G.S. 59-2(b) requires, for the formation of a limited partnership, “substantial compliance in good faith with the requirements of [G.S. 59-2](a).” G.S. 59-2(a) requires that persons desiring to form a limited partnership “[s]ign and swear to a certificate . . . .” The record here contains no signed and sworn certificate of limited partnership.

Assuming, arguendo, that the document captioned “Agreement and Note” can be considered a certificate of limited partnership for the purpose of passing on plaintiffs motion, it fails to meet the requirements of the governing statute in the following respects:

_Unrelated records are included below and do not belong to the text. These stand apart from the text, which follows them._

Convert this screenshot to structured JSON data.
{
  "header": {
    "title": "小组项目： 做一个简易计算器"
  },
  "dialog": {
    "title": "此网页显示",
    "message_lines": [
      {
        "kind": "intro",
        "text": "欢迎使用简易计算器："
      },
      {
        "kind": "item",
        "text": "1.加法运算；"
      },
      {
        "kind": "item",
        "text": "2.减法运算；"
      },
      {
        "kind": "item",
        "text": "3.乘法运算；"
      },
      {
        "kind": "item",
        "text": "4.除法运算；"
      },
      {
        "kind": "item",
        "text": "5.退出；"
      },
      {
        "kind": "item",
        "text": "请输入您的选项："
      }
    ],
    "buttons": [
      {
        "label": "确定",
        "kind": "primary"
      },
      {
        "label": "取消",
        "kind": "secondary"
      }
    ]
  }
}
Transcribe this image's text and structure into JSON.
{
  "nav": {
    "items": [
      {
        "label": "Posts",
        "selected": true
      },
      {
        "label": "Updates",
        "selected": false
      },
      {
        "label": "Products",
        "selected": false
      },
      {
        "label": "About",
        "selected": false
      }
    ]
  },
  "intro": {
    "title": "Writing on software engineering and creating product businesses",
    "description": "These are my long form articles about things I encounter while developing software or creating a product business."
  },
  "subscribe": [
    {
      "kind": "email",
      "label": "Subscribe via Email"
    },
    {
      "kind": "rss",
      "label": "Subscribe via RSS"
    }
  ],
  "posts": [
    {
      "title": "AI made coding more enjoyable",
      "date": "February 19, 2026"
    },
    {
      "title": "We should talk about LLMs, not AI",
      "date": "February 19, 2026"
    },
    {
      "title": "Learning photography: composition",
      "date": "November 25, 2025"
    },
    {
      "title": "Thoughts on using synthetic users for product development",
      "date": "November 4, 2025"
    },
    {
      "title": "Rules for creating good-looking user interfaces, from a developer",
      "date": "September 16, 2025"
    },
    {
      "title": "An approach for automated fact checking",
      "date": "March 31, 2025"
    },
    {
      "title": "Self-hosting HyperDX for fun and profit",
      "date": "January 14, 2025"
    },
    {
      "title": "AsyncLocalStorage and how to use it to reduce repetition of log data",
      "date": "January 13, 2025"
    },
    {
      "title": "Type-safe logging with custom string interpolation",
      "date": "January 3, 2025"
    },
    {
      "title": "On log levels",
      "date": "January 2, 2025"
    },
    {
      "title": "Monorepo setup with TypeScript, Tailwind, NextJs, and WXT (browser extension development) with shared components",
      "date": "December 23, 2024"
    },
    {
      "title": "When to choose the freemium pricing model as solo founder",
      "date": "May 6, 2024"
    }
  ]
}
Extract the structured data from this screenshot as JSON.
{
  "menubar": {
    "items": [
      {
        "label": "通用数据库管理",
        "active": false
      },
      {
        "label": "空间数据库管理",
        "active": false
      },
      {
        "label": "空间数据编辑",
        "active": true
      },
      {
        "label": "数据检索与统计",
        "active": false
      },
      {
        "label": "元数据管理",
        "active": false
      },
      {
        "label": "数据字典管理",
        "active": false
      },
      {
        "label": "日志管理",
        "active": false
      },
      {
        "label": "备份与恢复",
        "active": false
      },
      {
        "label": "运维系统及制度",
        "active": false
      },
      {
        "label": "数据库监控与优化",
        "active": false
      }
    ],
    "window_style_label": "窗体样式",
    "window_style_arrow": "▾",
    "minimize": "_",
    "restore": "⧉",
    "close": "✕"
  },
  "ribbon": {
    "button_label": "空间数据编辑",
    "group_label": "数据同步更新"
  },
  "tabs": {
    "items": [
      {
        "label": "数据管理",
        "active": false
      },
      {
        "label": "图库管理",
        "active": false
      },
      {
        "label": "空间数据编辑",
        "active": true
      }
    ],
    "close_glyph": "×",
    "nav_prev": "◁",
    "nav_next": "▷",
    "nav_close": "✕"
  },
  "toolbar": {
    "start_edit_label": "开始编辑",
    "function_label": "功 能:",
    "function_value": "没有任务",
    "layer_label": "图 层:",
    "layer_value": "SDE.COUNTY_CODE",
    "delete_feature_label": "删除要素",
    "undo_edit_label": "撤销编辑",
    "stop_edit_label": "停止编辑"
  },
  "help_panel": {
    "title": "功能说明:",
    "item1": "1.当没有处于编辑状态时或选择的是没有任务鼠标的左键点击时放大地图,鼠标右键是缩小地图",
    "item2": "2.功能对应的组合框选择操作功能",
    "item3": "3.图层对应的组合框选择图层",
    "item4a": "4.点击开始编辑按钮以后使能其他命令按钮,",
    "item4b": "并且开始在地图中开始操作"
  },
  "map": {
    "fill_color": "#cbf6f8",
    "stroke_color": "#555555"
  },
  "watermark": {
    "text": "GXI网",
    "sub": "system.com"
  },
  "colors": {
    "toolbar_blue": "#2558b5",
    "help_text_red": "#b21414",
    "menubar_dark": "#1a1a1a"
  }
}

(1) It is not sworn to, as required by G.S. 59-2(a)(l) (see Wisniewski v. Johnson, 223 Va. 141, 286 S.E. 2d 223 (1982), which held this defect alone fatal to the asserted creation of a limited partnership).

(2) It does not contain the name of the partnership, as required by G.S. 59-2(a)(l)(a).

*678(3) It does not state the residence of each member, as required by G.S. 59-2(a)(l)(d).

(4) Unless the term “investor” is construed to mean “limited partner,” it does not designate the general and limited partners, as required by G.S. 59-2(a)(l)(d).

(5) It does not contain the term for which the partnership is to exist, as required by G.S. 59-2(a)(l)(e).

(6) While not fatal, standing alone, insofar as the parties inter se are concerned, 60 Am. Jur. 2d, Partnership, § 376, at 259 (1972) (cited in the majority opinion), it was not recorded as required by G.S. 59-2(a)(2).

Where, as here, the record contains no evidence, and the decision must be derived solely from the pleadings, a motion for summary judgment will be considered as though made under G.S. 1A-1, Rule 12(c), for judgment on the pleadings. Burton v. Kenyon, 46 N.C. App. 309, 310, 264 S.E. 2d 808, 809 (1980); Reichler v. Tillman, 21 N.C. App. 38, 40, 203 S.E. 2d 68, 70 (1974). So treating plaintiffs motion, and in light of the foregoing, I would hold as a matter of law that the parties have neither attempted to comply nor substantially complied in good faith with the statutory requirements for formation of a limited partnership. Defendants’ answer raises no other defense to plaintiffs claim. I therefore vote to affirm the judgment for plaintiff.